**YOUR ASSIGNMENT**
As the answer, give every line of the records that includes the word "JSON".

[Data records for software interfaces]
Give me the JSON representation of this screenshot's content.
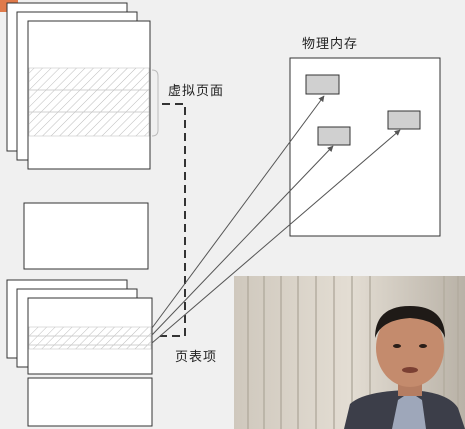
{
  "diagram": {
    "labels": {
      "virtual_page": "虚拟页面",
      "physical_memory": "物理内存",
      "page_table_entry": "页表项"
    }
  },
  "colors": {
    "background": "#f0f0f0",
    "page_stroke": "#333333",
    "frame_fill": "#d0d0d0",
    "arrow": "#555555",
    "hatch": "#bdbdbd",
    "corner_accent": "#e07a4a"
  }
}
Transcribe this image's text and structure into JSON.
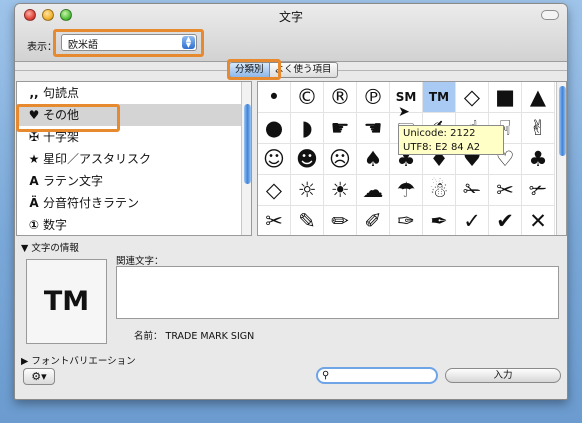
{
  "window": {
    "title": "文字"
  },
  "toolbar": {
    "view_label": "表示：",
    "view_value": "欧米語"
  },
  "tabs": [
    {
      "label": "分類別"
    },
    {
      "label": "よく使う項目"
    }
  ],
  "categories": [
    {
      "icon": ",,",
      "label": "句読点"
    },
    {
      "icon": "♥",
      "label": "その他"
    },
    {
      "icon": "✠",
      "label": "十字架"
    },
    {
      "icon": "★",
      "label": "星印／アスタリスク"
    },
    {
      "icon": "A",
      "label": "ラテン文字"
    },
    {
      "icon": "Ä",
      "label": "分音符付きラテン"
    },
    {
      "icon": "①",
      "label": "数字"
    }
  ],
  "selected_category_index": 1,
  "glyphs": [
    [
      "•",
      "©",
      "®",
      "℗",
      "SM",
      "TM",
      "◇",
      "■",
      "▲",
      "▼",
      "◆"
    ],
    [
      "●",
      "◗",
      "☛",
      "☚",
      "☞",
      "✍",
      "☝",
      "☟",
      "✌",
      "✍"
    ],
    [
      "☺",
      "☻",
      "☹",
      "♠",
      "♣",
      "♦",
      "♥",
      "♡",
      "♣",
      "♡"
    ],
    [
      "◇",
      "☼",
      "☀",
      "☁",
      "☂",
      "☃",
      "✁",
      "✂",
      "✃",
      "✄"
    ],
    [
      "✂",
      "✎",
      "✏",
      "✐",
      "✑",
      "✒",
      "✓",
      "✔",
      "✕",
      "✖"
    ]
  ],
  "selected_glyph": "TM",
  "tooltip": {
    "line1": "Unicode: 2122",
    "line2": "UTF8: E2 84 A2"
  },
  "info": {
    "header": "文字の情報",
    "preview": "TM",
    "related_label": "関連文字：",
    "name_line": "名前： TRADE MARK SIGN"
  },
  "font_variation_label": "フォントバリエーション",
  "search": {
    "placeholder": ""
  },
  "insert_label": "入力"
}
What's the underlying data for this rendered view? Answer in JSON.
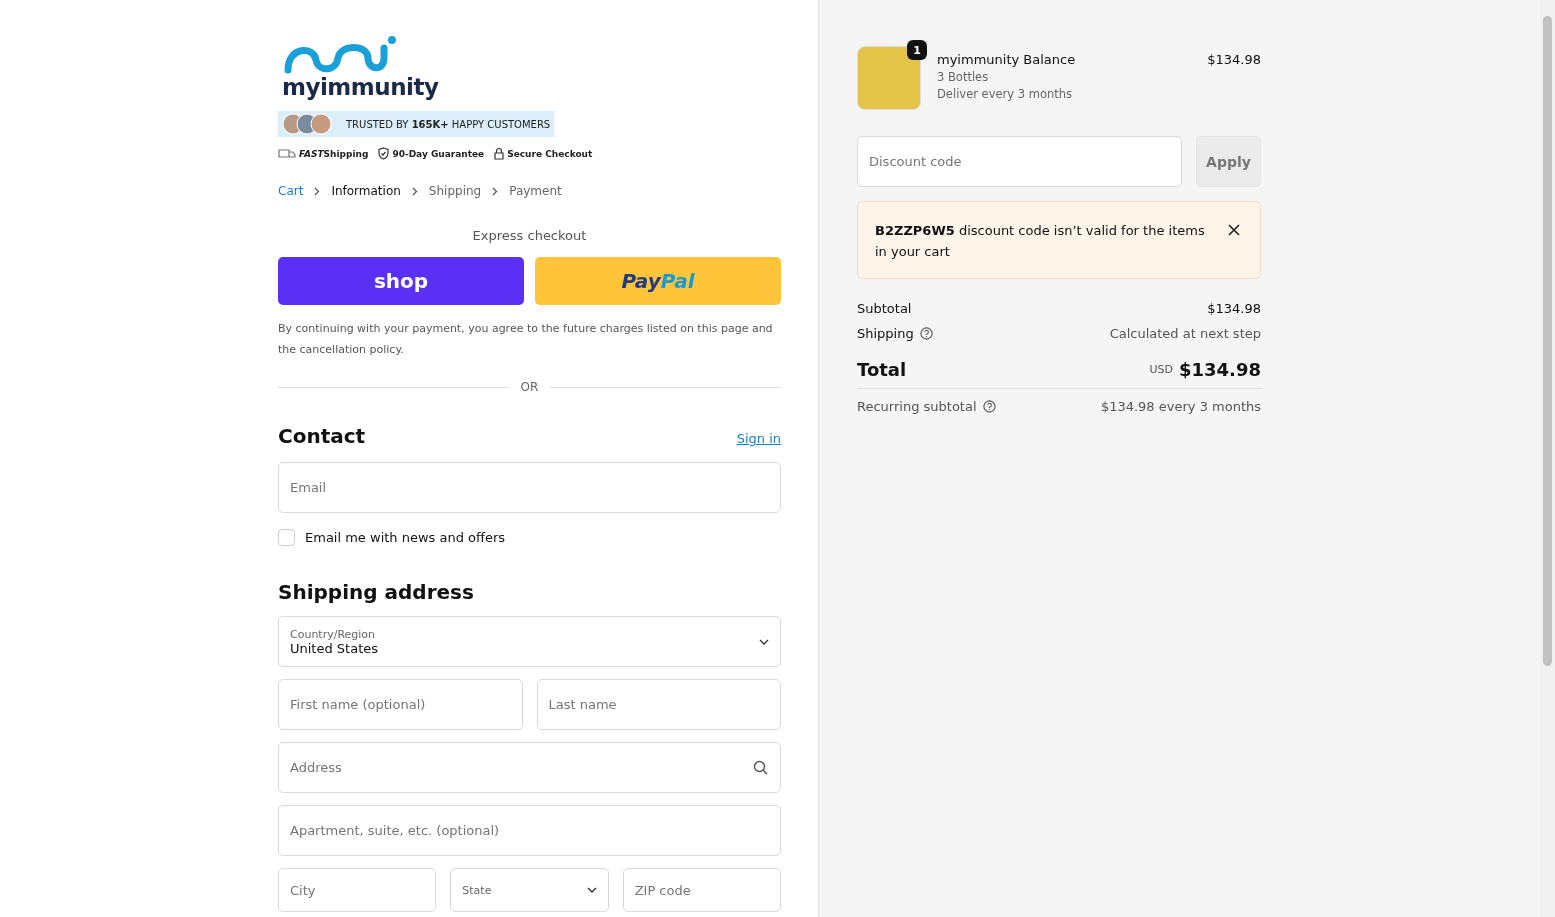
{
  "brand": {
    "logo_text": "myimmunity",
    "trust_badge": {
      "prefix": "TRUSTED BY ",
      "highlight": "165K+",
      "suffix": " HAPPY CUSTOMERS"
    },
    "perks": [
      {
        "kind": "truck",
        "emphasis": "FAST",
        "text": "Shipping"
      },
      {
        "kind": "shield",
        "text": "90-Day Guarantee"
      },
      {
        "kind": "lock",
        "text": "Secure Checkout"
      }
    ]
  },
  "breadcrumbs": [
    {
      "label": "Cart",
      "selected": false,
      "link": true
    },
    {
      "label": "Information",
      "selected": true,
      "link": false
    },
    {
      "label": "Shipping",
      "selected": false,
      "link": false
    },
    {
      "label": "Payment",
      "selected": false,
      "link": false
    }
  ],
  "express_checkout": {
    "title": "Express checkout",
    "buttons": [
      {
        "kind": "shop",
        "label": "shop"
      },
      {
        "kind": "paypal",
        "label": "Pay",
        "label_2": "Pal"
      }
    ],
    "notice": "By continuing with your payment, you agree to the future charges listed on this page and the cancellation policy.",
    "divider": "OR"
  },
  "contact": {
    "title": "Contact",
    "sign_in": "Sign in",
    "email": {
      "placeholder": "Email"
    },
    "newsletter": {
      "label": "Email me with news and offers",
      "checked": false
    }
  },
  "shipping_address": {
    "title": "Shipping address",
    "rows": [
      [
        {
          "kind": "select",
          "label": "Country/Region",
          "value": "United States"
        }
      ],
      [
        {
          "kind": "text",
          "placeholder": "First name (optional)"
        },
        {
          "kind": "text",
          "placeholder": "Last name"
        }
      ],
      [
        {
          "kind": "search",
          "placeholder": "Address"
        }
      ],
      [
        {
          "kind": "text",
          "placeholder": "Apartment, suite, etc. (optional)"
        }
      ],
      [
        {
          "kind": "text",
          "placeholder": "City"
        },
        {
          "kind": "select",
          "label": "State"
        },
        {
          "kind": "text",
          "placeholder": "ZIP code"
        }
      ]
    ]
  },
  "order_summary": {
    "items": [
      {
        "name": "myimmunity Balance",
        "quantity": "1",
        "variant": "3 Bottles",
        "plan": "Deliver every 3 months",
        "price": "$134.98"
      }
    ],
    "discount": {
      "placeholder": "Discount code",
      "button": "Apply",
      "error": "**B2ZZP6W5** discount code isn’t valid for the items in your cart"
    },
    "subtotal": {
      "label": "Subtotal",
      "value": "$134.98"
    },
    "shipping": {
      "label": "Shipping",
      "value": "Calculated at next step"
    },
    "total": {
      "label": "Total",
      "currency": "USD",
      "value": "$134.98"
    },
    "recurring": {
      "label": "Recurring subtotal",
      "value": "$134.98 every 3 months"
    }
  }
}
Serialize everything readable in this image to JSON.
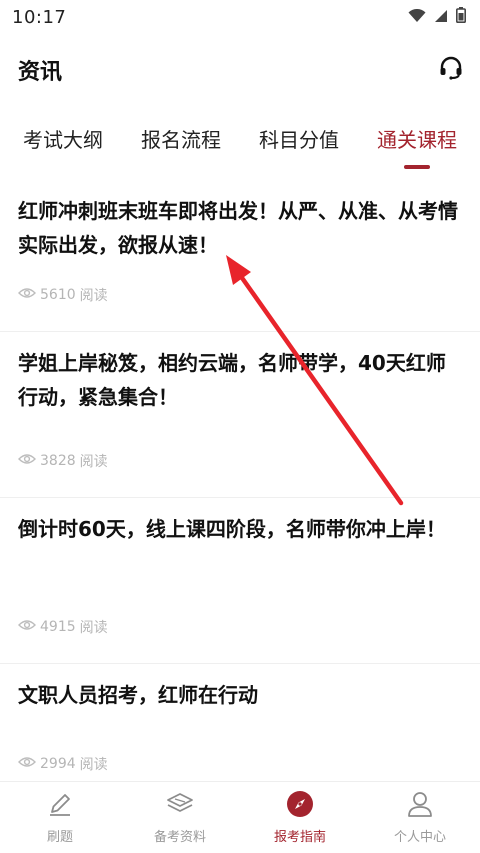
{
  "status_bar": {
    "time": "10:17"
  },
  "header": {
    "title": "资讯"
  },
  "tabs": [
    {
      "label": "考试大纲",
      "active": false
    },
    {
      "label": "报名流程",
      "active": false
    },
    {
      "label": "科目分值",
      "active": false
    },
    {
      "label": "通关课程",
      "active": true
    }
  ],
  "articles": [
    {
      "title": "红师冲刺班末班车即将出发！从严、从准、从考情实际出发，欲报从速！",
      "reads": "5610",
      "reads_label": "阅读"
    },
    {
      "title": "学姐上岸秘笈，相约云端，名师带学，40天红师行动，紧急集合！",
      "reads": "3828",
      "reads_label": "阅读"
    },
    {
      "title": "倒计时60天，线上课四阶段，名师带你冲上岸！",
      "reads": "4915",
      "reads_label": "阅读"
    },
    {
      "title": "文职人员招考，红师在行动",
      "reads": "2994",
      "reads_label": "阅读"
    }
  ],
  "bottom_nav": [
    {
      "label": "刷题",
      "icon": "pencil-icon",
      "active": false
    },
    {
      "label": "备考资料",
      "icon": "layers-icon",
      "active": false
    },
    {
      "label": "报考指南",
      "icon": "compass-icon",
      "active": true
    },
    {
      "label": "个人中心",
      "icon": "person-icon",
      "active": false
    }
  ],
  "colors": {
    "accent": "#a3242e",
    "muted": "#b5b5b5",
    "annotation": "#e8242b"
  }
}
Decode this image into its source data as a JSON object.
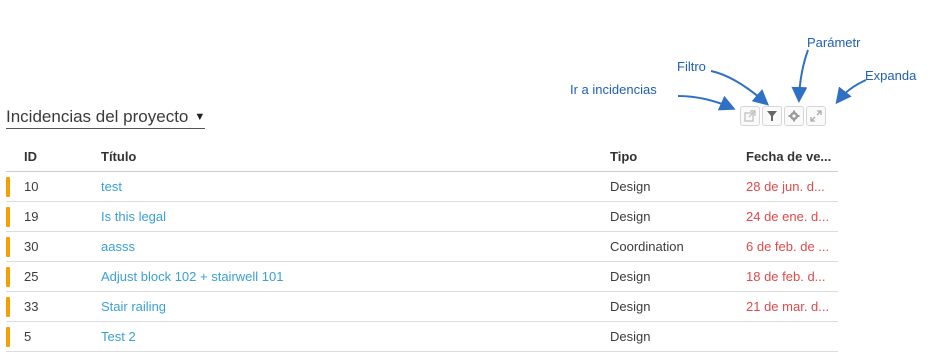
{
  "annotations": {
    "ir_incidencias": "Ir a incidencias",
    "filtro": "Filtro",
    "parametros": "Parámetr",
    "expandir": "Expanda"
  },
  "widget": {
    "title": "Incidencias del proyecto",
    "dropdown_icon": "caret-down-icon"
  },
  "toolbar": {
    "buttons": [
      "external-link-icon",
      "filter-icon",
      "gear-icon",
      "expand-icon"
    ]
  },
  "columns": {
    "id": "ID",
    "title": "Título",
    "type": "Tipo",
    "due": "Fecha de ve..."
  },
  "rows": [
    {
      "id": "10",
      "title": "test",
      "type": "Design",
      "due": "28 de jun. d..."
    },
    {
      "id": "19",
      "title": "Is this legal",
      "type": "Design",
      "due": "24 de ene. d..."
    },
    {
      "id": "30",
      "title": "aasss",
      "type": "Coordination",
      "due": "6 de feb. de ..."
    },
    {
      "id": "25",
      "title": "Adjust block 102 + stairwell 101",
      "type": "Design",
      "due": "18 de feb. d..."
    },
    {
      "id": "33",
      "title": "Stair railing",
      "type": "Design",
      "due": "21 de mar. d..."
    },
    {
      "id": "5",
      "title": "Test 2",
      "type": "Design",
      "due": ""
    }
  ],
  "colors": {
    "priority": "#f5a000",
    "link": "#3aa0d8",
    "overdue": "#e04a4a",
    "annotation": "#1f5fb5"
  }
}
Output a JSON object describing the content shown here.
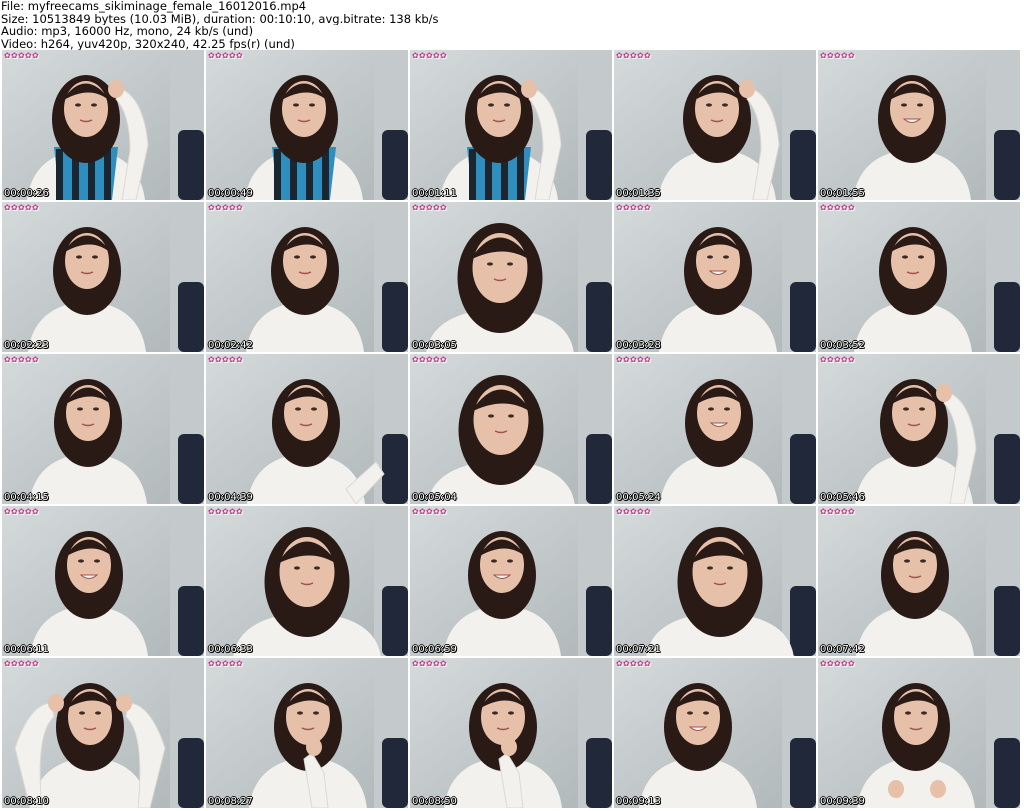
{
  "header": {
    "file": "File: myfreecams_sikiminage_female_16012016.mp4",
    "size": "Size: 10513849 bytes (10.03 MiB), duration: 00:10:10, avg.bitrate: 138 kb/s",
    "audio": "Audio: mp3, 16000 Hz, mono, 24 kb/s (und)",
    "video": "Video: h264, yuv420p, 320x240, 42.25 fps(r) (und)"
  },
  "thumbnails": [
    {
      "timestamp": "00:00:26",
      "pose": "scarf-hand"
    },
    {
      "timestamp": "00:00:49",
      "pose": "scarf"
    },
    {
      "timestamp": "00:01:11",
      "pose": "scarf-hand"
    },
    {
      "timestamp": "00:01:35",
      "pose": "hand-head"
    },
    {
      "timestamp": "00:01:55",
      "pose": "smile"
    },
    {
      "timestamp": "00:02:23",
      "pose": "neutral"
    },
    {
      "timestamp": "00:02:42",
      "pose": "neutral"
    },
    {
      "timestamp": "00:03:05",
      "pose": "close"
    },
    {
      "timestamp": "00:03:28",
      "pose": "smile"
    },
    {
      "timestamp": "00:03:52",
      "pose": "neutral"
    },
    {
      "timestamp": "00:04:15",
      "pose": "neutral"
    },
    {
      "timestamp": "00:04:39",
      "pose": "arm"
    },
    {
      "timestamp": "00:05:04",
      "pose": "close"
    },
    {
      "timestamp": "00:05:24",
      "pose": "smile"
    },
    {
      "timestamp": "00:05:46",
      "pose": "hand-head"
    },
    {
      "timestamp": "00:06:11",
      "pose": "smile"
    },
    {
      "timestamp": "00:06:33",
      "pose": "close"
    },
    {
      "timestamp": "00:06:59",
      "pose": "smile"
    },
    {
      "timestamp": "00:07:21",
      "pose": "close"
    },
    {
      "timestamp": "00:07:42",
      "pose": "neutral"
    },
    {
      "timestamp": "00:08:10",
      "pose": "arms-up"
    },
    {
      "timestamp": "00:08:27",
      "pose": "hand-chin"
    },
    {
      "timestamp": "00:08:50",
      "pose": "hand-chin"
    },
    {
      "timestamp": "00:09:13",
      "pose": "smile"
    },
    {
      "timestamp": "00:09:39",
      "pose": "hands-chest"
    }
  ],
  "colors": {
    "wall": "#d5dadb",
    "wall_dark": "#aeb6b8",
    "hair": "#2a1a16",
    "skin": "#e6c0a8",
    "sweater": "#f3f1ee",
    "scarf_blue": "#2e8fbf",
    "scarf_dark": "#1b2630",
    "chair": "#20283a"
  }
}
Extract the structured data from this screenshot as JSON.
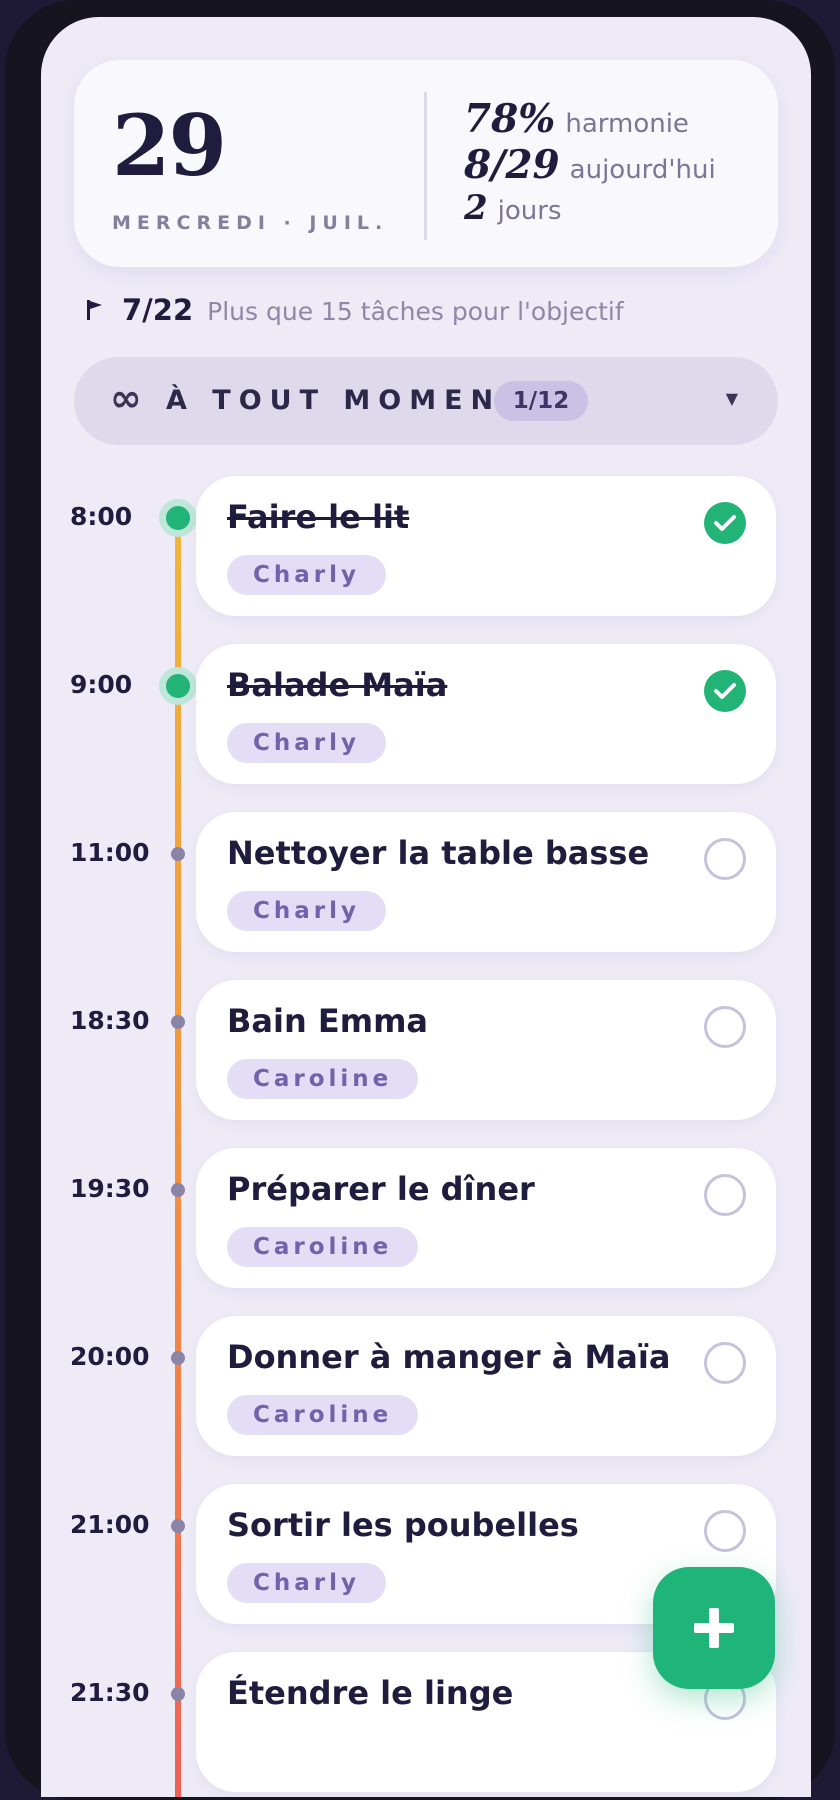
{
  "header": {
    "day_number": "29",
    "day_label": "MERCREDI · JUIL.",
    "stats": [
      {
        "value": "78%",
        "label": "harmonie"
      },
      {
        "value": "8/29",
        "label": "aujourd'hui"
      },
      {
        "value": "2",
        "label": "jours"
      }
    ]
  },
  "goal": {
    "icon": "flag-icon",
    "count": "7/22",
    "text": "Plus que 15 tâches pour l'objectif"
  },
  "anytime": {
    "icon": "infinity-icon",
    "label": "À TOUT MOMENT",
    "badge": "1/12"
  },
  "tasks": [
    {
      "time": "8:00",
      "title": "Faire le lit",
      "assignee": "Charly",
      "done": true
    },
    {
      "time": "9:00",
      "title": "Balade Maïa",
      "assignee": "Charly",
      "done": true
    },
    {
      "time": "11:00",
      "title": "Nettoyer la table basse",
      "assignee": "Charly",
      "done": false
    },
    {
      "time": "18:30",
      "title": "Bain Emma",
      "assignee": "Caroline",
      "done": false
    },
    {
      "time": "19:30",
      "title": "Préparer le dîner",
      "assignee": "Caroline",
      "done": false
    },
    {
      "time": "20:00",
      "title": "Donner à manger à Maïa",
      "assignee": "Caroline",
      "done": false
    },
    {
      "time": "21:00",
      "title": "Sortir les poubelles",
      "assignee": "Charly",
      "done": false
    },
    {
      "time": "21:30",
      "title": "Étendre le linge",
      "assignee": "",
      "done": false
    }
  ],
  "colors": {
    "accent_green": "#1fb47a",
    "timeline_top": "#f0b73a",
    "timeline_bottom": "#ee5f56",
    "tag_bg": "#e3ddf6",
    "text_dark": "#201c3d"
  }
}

**YOUR RESPONSE**
Give me the JSON representation of this screenshot's content.
Transcribe this image's text and structure into JSON.
What's the underlying data for this rendered view? Answer in JSON.
Serialize everything readable in this image to JSON.
Decode this image into its source data as a JSON object.
Output a JSON object describing the content shown here.
Extract the structured data from this screenshot as JSON.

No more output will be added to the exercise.